Is it nothing to you, all you who pass by? Look and see if there is any sorrow like my sorrow, which was brought upon me…Lamentations 1:12
I find an interesting phenomenon in the Roman Catholic liturgical calendar not fully found in our own. Setting aside our Mariological differences, note the twinning between certain days that commemorate Jesus, suffering servant and praying priest, and his mother, Mary:
+ The Circumcision of the Lord shares a day with Mary, Mother of God (January 1);
+ The Sacred Heart of Jesus pairs with the Immaculate Heart of Mary (Friday/Saturday following the Second Sunday after Pentecost);

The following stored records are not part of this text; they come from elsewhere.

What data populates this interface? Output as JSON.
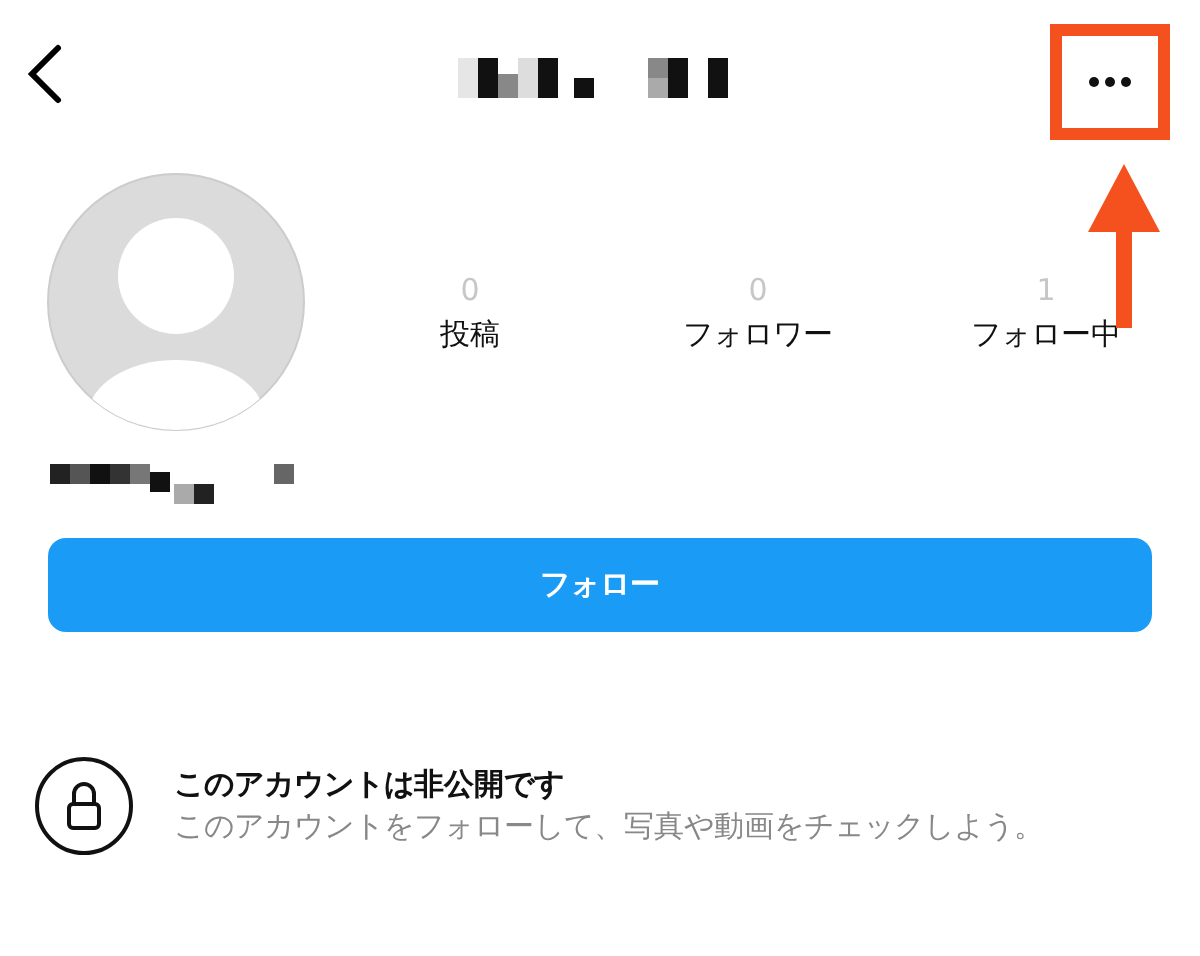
{
  "header": {
    "title_redacted": true,
    "more_highlighted": true
  },
  "stats": [
    {
      "count": "0",
      "label": "投稿"
    },
    {
      "count": "0",
      "label": "フォロワー"
    },
    {
      "count": "1",
      "label": "フォロー中"
    }
  ],
  "name_redacted": true,
  "follow_button": "フォロー",
  "private_notice": {
    "title": "このアカウントは非公開です",
    "text": "このアカウントをフォローして、写真や動画をチェックしよう。"
  }
}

+ The Exaltation of the Holy Cross directly followed by Our Lady of Sorrows (September 14/15);
+ Even the Paschal Triduum (Maundy Thursday, Good Friday, and Easter) finds a Marian companion in the Annunciation (March 25).
I see in these pairings something diaconal people instinctively understand about the baptismal life. Living life joined to the Paschal Mystery (Christ’s suffering, death, and resurrection), we also witness the paschal suffering of others and of all creation
And, more and more, suffering seems to be beyond our control as individuals and as a diaconate. Consider:
– labyrinthine societal and governmental structures,
– police brutality and protests turned to riots,
– immigrant internment facilities and unraveling social safety nets,
– a pandemic and staggering unemployment,
– climate change magnifying wildfires, hurricanes, tornadoes, et al.
Yet, as we remain united to the suffering Christ present in all things, we also join Mary as an unwavering witness in saying,
These are Jesus, the suffering Christ.
Avert not your eyes.
Even these again shall rise.
Prayer: O Love divine, overcomer of eternal shame, source of glory, and all joy! Let equal fire our souls inflame, and equal zeal employ, that we the glorious spring may know, whose streams appeared so bright below. To the unending Trinity be praise, God our life is the life of all. Amen.
Deacon Andrew Stoebig, St. Paul, MN